**Records provided:**
☆ ☆ ☆ ☆ ☆ ☆ ☆

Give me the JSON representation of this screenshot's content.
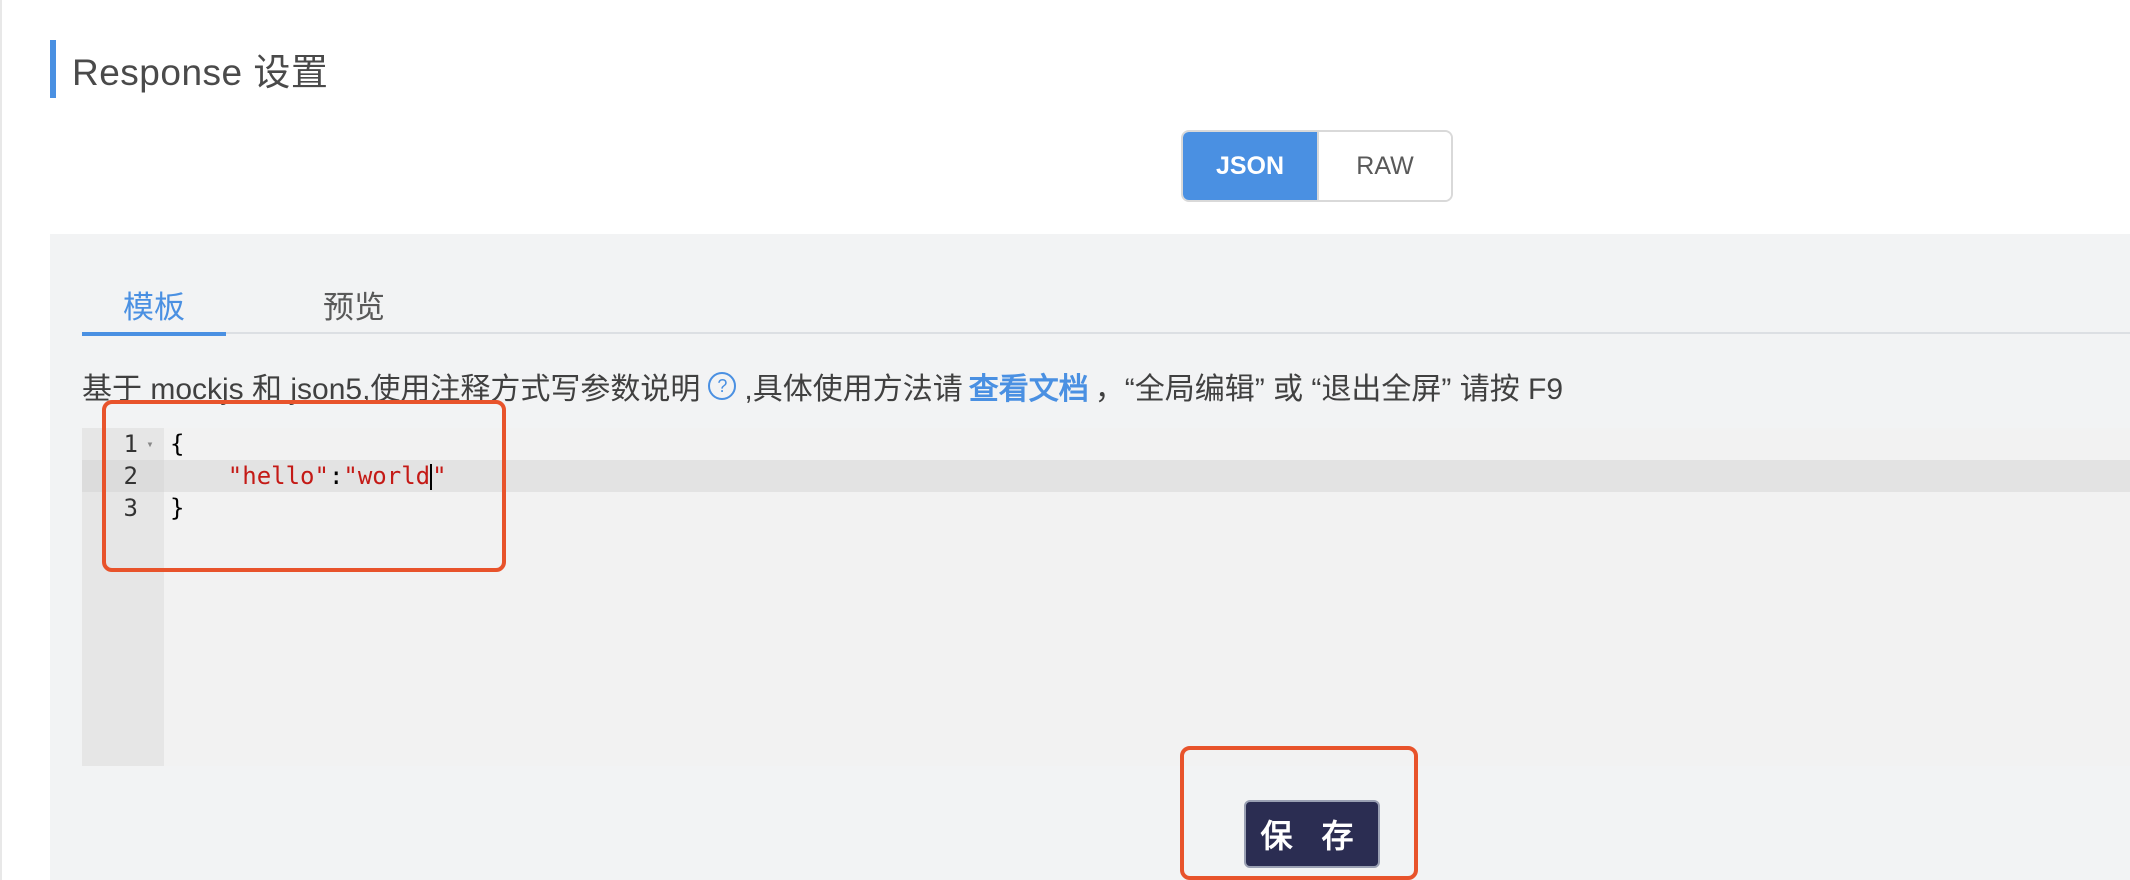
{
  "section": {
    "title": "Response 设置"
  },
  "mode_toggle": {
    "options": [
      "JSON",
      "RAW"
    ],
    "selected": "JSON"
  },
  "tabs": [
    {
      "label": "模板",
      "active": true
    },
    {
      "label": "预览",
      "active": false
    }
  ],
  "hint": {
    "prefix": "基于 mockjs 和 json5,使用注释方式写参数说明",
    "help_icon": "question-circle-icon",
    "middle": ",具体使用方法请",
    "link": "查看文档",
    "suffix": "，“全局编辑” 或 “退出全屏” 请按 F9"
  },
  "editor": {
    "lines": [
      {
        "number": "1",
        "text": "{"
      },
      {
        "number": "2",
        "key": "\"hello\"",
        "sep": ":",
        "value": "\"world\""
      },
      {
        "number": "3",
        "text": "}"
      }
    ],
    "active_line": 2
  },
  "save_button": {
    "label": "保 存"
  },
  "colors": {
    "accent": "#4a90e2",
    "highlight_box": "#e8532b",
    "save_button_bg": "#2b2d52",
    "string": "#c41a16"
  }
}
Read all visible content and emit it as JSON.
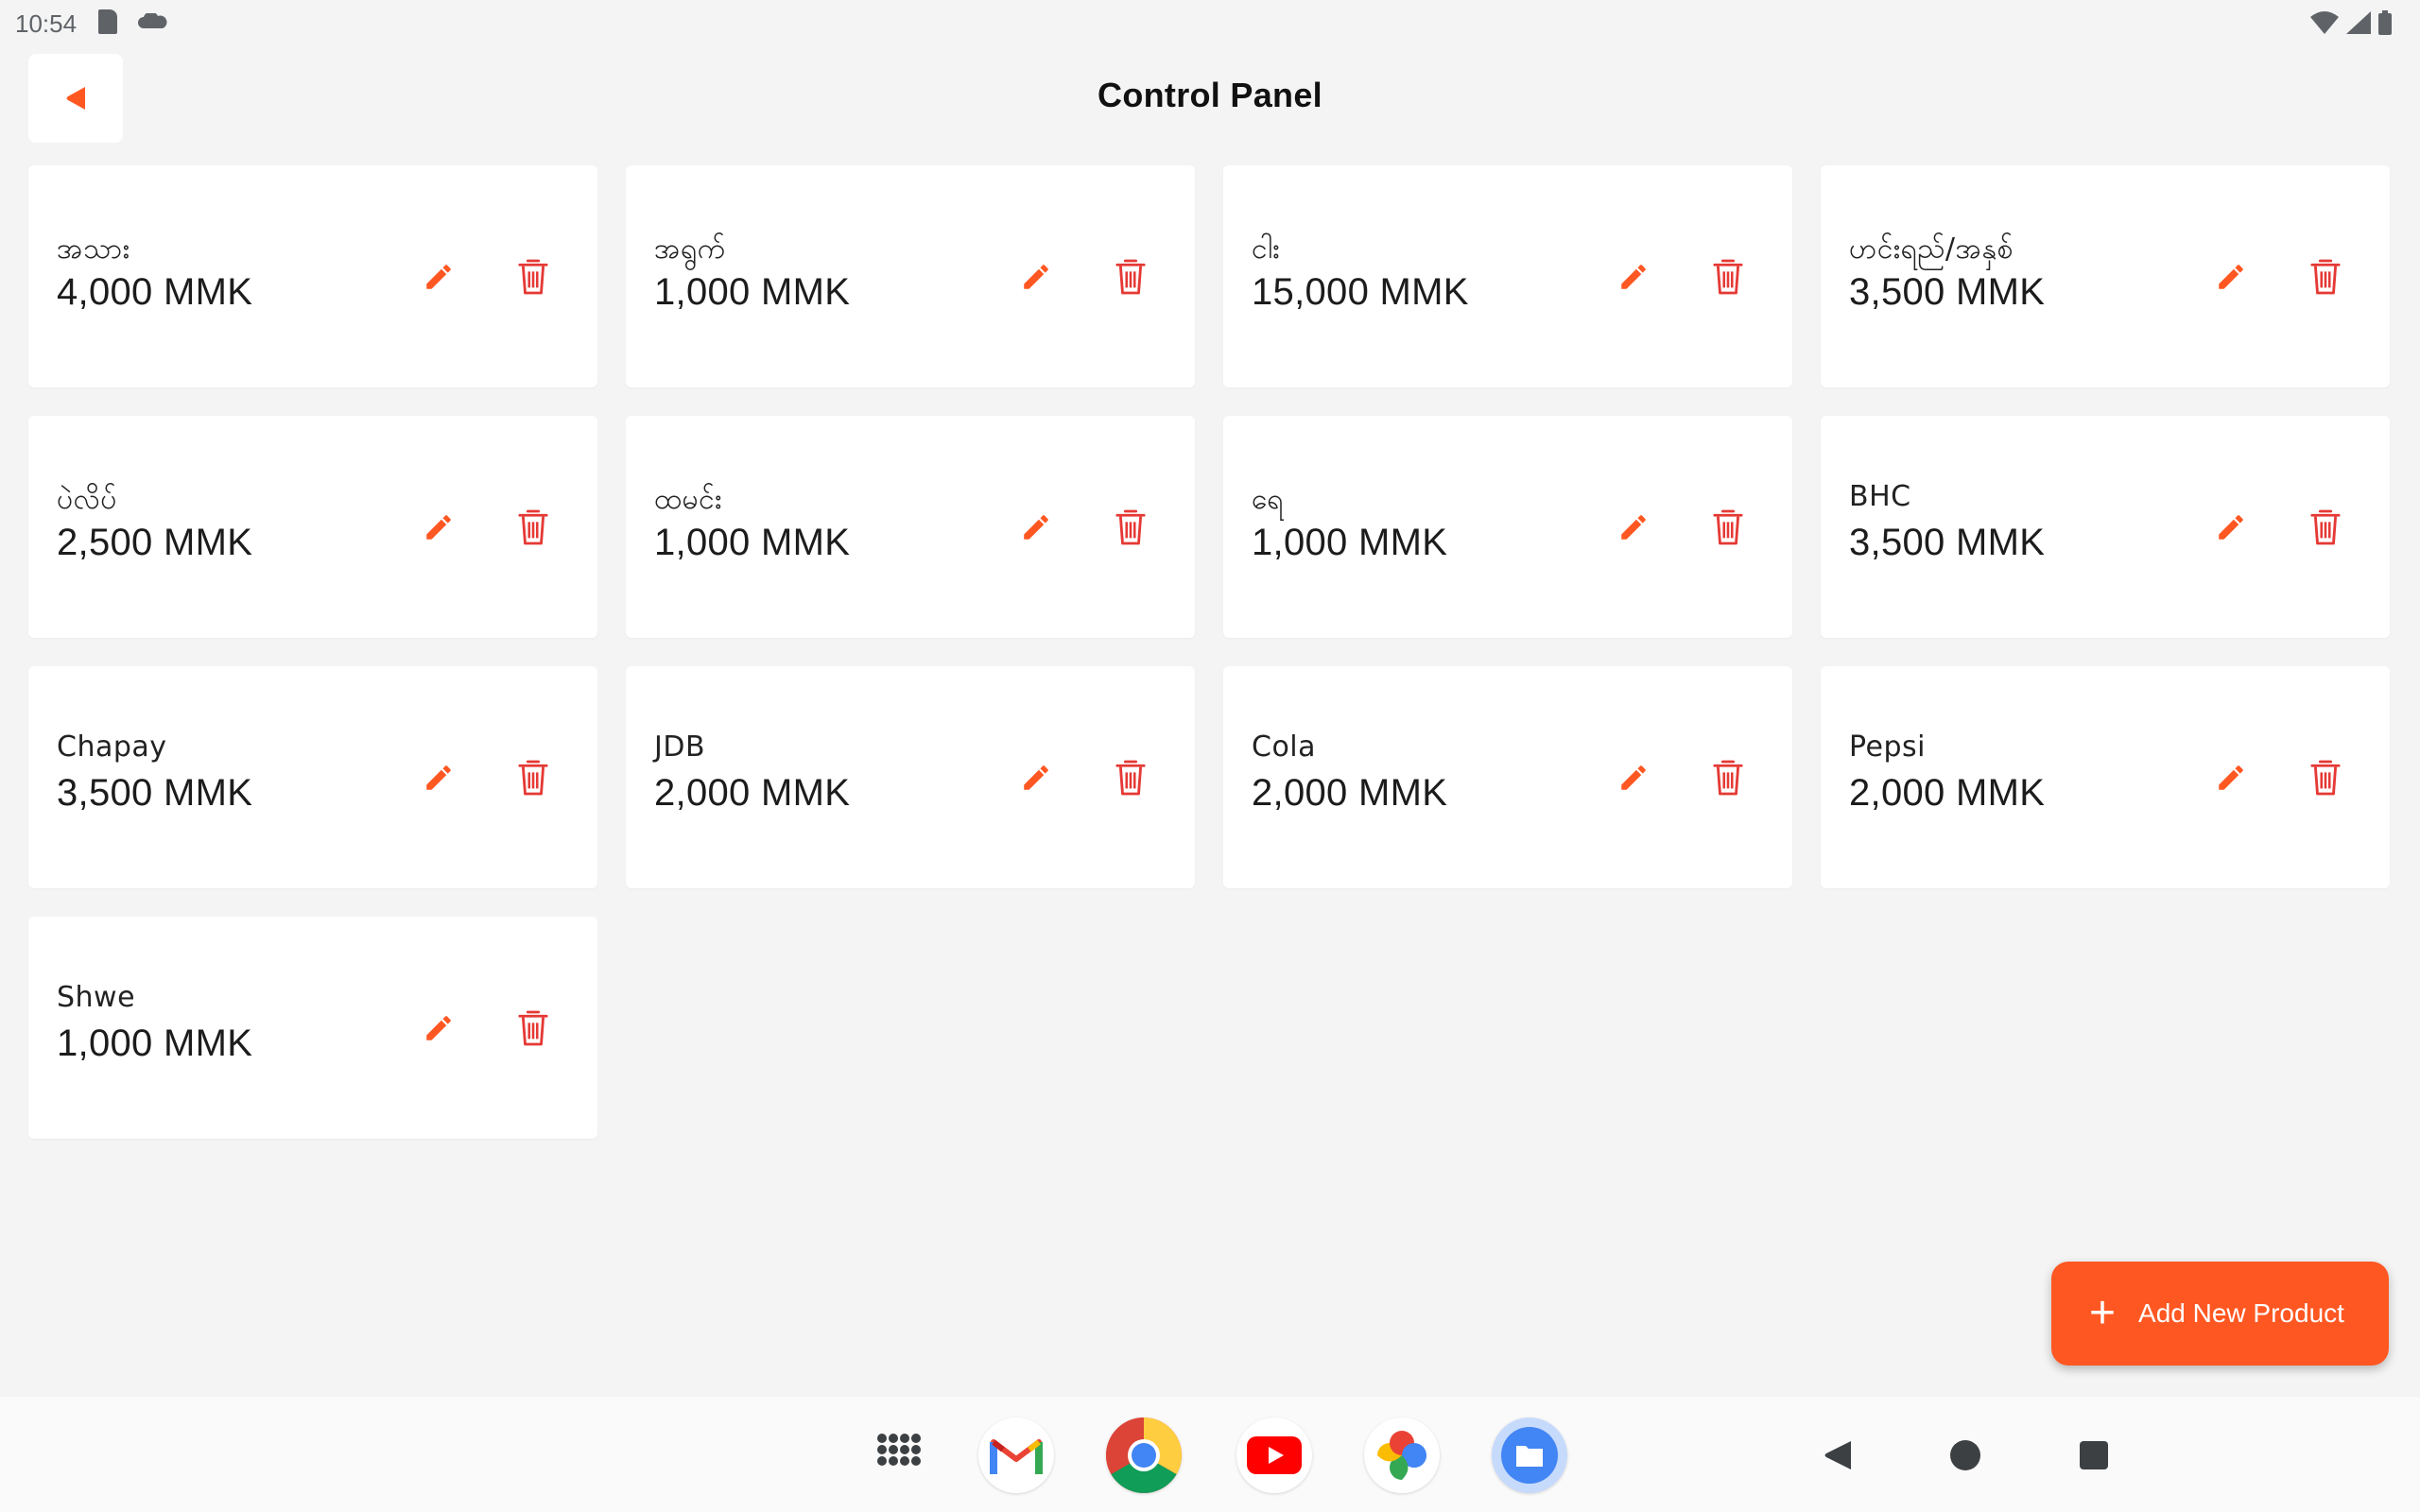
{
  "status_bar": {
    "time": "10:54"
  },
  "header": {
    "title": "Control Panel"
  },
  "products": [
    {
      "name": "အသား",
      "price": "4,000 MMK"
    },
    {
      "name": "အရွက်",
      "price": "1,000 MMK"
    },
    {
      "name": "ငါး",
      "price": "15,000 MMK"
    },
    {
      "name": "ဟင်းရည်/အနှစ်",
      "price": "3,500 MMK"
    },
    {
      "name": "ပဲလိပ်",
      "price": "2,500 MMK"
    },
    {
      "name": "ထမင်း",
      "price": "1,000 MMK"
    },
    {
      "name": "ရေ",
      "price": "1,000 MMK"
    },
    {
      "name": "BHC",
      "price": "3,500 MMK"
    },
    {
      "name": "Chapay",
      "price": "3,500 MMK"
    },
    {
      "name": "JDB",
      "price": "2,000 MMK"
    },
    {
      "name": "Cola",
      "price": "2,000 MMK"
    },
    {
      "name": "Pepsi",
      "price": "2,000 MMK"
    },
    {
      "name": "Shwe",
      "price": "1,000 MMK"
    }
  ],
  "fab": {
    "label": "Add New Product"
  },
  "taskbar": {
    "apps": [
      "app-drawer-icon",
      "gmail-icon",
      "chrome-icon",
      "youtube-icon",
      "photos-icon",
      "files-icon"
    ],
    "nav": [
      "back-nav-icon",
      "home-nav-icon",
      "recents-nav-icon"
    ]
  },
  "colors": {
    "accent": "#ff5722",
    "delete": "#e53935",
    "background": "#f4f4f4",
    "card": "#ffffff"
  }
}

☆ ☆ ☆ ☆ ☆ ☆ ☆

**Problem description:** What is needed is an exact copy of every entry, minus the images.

**The answer:**
Give me the JSON representation of this screenshot's content.
{
  "section": {
    "title": "Response 设置"
  },
  "mode_toggle": {
    "options": [
      "JSON",
      "RAW"
    ],
    "selected": "JSON"
  },
  "tabs": [
    {
      "label": "模板",
      "active": true
    },
    {
      "label": "预览",
      "active": false
    }
  ],
  "hint": {
    "prefix": "基于 mockjs 和 json5,使用注释方式写参数说明",
    "help_icon": "question-circle-icon",
    "middle": ",具体使用方法请",
    "link": "查看文档",
    "suffix": "，“全局编辑” 或 “退出全屏” 请按 F9"
  },
  "editor": {
    "lines": [
      {
        "number": "1",
        "text": "{"
      },
      {
        "number": "2",
        "key": "\"hello\"",
        "sep": ":",
        "value": "\"world\""
      },
      {
        "number": "3",
        "text": "}"
      }
    ],
    "active_line": 2
  },
  "save_button": {
    "label": "保 存"
  },
  "colors": {
    "accent": "#4a90e2",
    "highlight_box": "#e8532b",
    "save_button_bg": "#2b2d52",
    "string": "#c41a16"
  }
}
Read all visible content and emit it as JSON.
{
  "status_bar": {
    "time": "10:54"
  },
  "header": {
    "title": "Control Panel"
  },
  "products": [
    {
      "name": "အသား",
      "price": "4,000 MMK"
    },
    {
      "name": "အရွက်",
      "price": "1,000 MMK"
    },
    {
      "name": "ငါး",
      "price": "15,000 MMK"
    },
    {
      "name": "ဟင်းရည်/အနှစ်",
      "price": "3,500 MMK"
    },
    {
      "name": "ပဲလိပ်",
      "price": "2,500 MMK"
    },
    {
      "name": "ထမင်း",
      "price": "1,000 MMK"
    },
    {
      "name": "ရေ",
      "price": "1,000 MMK"
    },
    {
      "name": "BHC",
      "price": "3,500 MMK"
    },
    {
      "name": "Chapay",
      "price": "3,500 MMK"
    },
    {
      "name": "JDB",
      "price": "2,000 MMK"
    },
    {
      "name": "Cola",
      "price": "2,000 MMK"
    },
    {
      "name": "Pepsi",
      "price": "2,000 MMK"
    },
    {
      "name": "Shwe",
      "price": "1,000 MMK"
    }
  ],
  "fab": {
    "label": "Add New Product"
  },
  "taskbar": {
    "apps": [
      "app-drawer-icon",
      "gmail-icon",
      "chrome-icon",
      "youtube-icon",
      "photos-icon",
      "files-icon"
    ],
    "nav": [
      "back-nav-icon",
      "home-nav-icon",
      "recents-nav-icon"
    ]
  },
  "colors": {
    "accent": "#ff5722",
    "delete": "#e53935",
    "background": "#f4f4f4",
    "card": "#ffffff"
  }
}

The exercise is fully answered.